Records for the task:

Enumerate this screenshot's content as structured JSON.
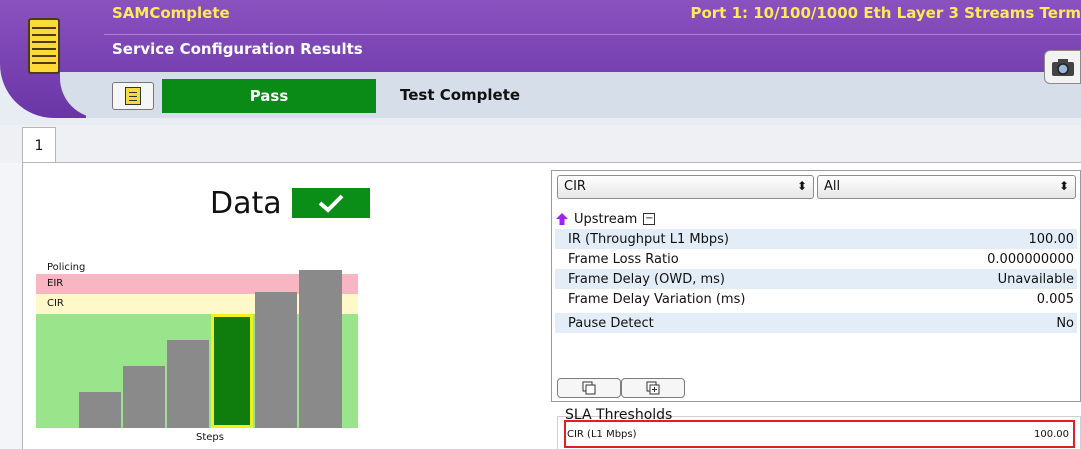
{
  "header": {
    "app_name": "SAMComplete",
    "subtitle": "Service Configuration Results",
    "port_info": "Port 1: 10/100/1000 Eth Layer 3 Streams Term",
    "result": "Pass",
    "status": "Test Complete"
  },
  "tabs": [
    {
      "label": "1"
    }
  ],
  "left": {
    "title": "Data",
    "policing_label": "Policing",
    "eir_label": "EIR",
    "cir_label": "CIR",
    "steps_label": "Steps",
    "steps_count": 6,
    "active_step": 4
  },
  "right": {
    "metric_select": "CIR",
    "filter_select": "All",
    "stream_label": "Upstream",
    "rows": [
      {
        "label": "IR (Throughput L1 Mbps)",
        "value": "100.00"
      },
      {
        "label": "Frame Loss Ratio",
        "value": "0.000000000"
      },
      {
        "label": "Frame Delay (OWD, ms)",
        "value": "Unavailable"
      },
      {
        "label": "Frame Delay Variation (ms)",
        "value": "0.005"
      },
      {
        "label": "Pause Detect",
        "value": "No"
      }
    ],
    "sla": {
      "title": "SLA Thresholds",
      "rows": [
        {
          "label": "CIR (L1 Mbps)",
          "value": "100.00"
        }
      ]
    }
  },
  "colors": {
    "header_purple": "#7a43b2",
    "title_yellow": "#ffe95a",
    "pass_green": "#0a8a17",
    "eir_pink": "#f8b5c2",
    "cir_yellow": "#fff8c9",
    "ok_green": "#9ae48b",
    "alert_red": "#e02020"
  },
  "icons": [
    "app-menu-icon",
    "camera-icon",
    "document-icon",
    "check-icon",
    "up-arrow-icon",
    "collapse-icon",
    "copy-icon",
    "add-icon",
    "dropdown-arrow-icon"
  ]
}
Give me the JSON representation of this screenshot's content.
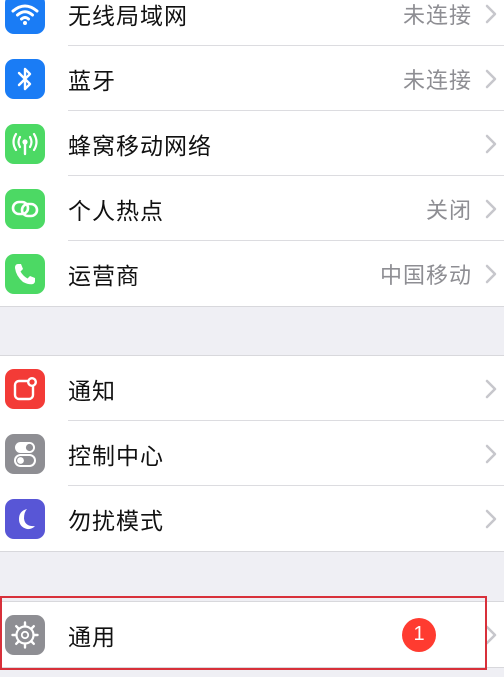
{
  "groups": [
    {
      "items": [
        {
          "label": "无线局域网",
          "value": "未连接",
          "icon": "wifi-icon",
          "color": "#1a7cf5"
        },
        {
          "label": "蓝牙",
          "value": "未连接",
          "icon": "bluetooth-icon",
          "color": "#1a7cf5"
        },
        {
          "label": "蜂窝移动网络",
          "value": "",
          "icon": "cellular-antenna-icon",
          "color": "#4cd964"
        },
        {
          "label": "个人热点",
          "value": "关闭",
          "icon": "personal-hotspot-icon",
          "color": "#4cd964"
        },
        {
          "label": "运营商",
          "value": "中国移动",
          "icon": "phone-icon",
          "color": "#4cd964"
        }
      ]
    },
    {
      "items": [
        {
          "label": "通知",
          "value": "",
          "icon": "notifications-icon",
          "color": "#f33b37"
        },
        {
          "label": "控制中心",
          "value": "",
          "icon": "control-center-icon",
          "color": "#8e8e93"
        },
        {
          "label": "勿扰模式",
          "value": "",
          "icon": "moon-icon",
          "color": "#5856d6"
        }
      ]
    },
    {
      "items": [
        {
          "label": "通用",
          "value": "",
          "badge": "1",
          "icon": "gear-icon",
          "color": "#8e8e93"
        }
      ]
    }
  ],
  "colors": {
    "chevron": "#c7c7cc",
    "highlight_border": "#d8303a"
  }
}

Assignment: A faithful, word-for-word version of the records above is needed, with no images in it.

Reply:
Enumerate this screenshot's content as structured JSON.
{
  "header": {
    "app_name": "SAMComplete",
    "subtitle": "Service Configuration Results",
    "port_info": "Port 1: 10/100/1000 Eth Layer 3 Streams Term",
    "result": "Pass",
    "status": "Test Complete"
  },
  "tabs": [
    {
      "label": "1"
    }
  ],
  "left": {
    "title": "Data",
    "policing_label": "Policing",
    "eir_label": "EIR",
    "cir_label": "CIR",
    "steps_label": "Steps",
    "steps_count": 6,
    "active_step": 4
  },
  "right": {
    "metric_select": "CIR",
    "filter_select": "All",
    "stream_label": "Upstream",
    "rows": [
      {
        "label": "IR (Throughput L1 Mbps)",
        "value": "100.00"
      },
      {
        "label": "Frame Loss Ratio",
        "value": "0.000000000"
      },
      {
        "label": "Frame Delay (OWD, ms)",
        "value": "Unavailable"
      },
      {
        "label": "Frame Delay Variation (ms)",
        "value": "0.005"
      },
      {
        "label": "Pause Detect",
        "value": "No"
      }
    ],
    "sla": {
      "title": "SLA Thresholds",
      "rows": [
        {
          "label": "CIR (L1 Mbps)",
          "value": "100.00"
        }
      ]
    }
  },
  "colors": {
    "header_purple": "#7a43b2",
    "title_yellow": "#ffe95a",
    "pass_green": "#0a8a17",
    "eir_pink": "#f8b5c2",
    "cir_yellow": "#fff8c9",
    "ok_green": "#9ae48b",
    "alert_red": "#e02020"
  },
  "icons": [
    "app-menu-icon",
    "camera-icon",
    "document-icon",
    "check-icon",
    "up-arrow-icon",
    "collapse-icon",
    "copy-icon",
    "add-icon",
    "dropdown-arrow-icon"
  ]
}
Give me the JSON representation of this screenshot's content.
{
  "groups": [
    {
      "items": [
        {
          "label": "无线局域网",
          "value": "未连接",
          "icon": "wifi-icon",
          "color": "#1a7cf5"
        },
        {
          "label": "蓝牙",
          "value": "未连接",
          "icon": "bluetooth-icon",
          "color": "#1a7cf5"
        },
        {
          "label": "蜂窝移动网络",
          "value": "",
          "icon": "cellular-antenna-icon",
          "color": "#4cd964"
        },
        {
          "label": "个人热点",
          "value": "关闭",
          "icon": "personal-hotspot-icon",
          "color": "#4cd964"
        },
        {
          "label": "运营商",
          "value": "中国移动",
          "icon": "phone-icon",
          "color": "#4cd964"
        }
      ]
    },
    {
      "items": [
        {
          "label": "通知",
          "value": "",
          "icon": "notifications-icon",
          "color": "#f33b37"
        },
        {
          "label": "控制中心",
          "value": "",
          "icon": "control-center-icon",
          "color": "#8e8e93"
        },
        {
          "label": "勿扰模式",
          "value": "",
          "icon": "moon-icon",
          "color": "#5856d6"
        }
      ]
    },
    {
      "items": [
        {
          "label": "通用",
          "value": "",
          "badge": "1",
          "icon": "gear-icon",
          "color": "#8e8e93"
        }
      ]
    }
  ],
  "colors": {
    "chevron": "#c7c7cc",
    "highlight_border": "#d8303a"
  }
}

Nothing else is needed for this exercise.